And few could question her decision after her performance in the heat as the 19-year-old powered round the bend in first place before being able to cruise to the line, clocking the fastest time of all qualifiers.
After her victory, Asher-Smith said: “I’m really, really happy. I didn’t expect to go out there and run a PB. I was just trying to qualify, so I made sure I ran a good bend, then try and relax and ease my way to the line and get a good lane in the semi-final.”
Fellow Brits Bianca Williams and Margaret Adeoye also came through their heats with 22.85 and 23.10 respectively.
But there was controversy from Adeoye’s heat after the 2011 champion Veronica Campbell-Brown ran into the Brit’s lane on her outside when entering the straight, but the Jamaican suffered no penalty after winning in 22.79.
Dafne Schippers, the silver medallist from the 100m, looked ominous in winning her heat with a time of 22.58.
After a lacklustre championships so far for the USA, Jeneba Tarmoh and Candyce McGrone gave the American team something to be hopeful about, looking comfortable in winning both their heats with times of 22.79 and 22.48 respectively.

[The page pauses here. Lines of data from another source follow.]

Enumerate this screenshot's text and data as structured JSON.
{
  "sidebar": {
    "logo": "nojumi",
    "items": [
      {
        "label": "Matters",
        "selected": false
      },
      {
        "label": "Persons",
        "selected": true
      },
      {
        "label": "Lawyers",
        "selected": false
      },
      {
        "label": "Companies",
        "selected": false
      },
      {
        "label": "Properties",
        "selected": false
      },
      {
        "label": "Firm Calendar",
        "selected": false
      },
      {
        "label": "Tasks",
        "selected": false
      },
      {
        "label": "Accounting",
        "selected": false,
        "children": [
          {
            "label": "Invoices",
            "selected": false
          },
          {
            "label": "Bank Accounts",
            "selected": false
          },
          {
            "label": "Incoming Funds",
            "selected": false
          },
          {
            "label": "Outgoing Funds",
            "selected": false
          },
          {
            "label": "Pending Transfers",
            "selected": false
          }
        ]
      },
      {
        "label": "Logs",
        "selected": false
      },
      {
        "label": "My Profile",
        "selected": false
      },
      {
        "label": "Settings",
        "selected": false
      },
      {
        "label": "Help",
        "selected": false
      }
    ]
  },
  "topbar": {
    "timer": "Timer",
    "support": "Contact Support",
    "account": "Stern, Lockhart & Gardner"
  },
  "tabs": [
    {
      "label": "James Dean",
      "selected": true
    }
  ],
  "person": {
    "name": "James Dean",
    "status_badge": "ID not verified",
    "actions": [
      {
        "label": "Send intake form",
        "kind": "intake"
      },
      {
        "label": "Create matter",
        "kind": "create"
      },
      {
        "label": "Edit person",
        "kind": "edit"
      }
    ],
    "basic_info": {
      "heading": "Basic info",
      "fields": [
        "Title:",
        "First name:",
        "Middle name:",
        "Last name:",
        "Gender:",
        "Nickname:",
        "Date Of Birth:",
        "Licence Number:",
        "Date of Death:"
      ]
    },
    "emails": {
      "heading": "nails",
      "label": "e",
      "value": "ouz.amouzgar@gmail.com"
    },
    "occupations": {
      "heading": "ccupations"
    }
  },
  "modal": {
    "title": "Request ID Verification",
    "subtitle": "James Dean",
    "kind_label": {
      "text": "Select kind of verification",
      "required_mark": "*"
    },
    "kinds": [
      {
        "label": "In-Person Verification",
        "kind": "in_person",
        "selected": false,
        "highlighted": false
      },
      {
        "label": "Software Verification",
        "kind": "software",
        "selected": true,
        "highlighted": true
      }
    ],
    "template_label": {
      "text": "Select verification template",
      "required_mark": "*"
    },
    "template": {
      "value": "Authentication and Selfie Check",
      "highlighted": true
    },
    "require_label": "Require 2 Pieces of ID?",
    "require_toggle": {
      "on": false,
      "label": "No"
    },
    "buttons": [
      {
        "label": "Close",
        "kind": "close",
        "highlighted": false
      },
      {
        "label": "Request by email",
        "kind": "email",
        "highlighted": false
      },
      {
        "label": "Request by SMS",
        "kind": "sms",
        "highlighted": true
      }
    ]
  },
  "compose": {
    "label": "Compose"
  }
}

» See the September 3 edition of AW magazine for coverage of the final five days of World Championships action, while the August 27 edition includes reports, results, news, stats and more from the first four days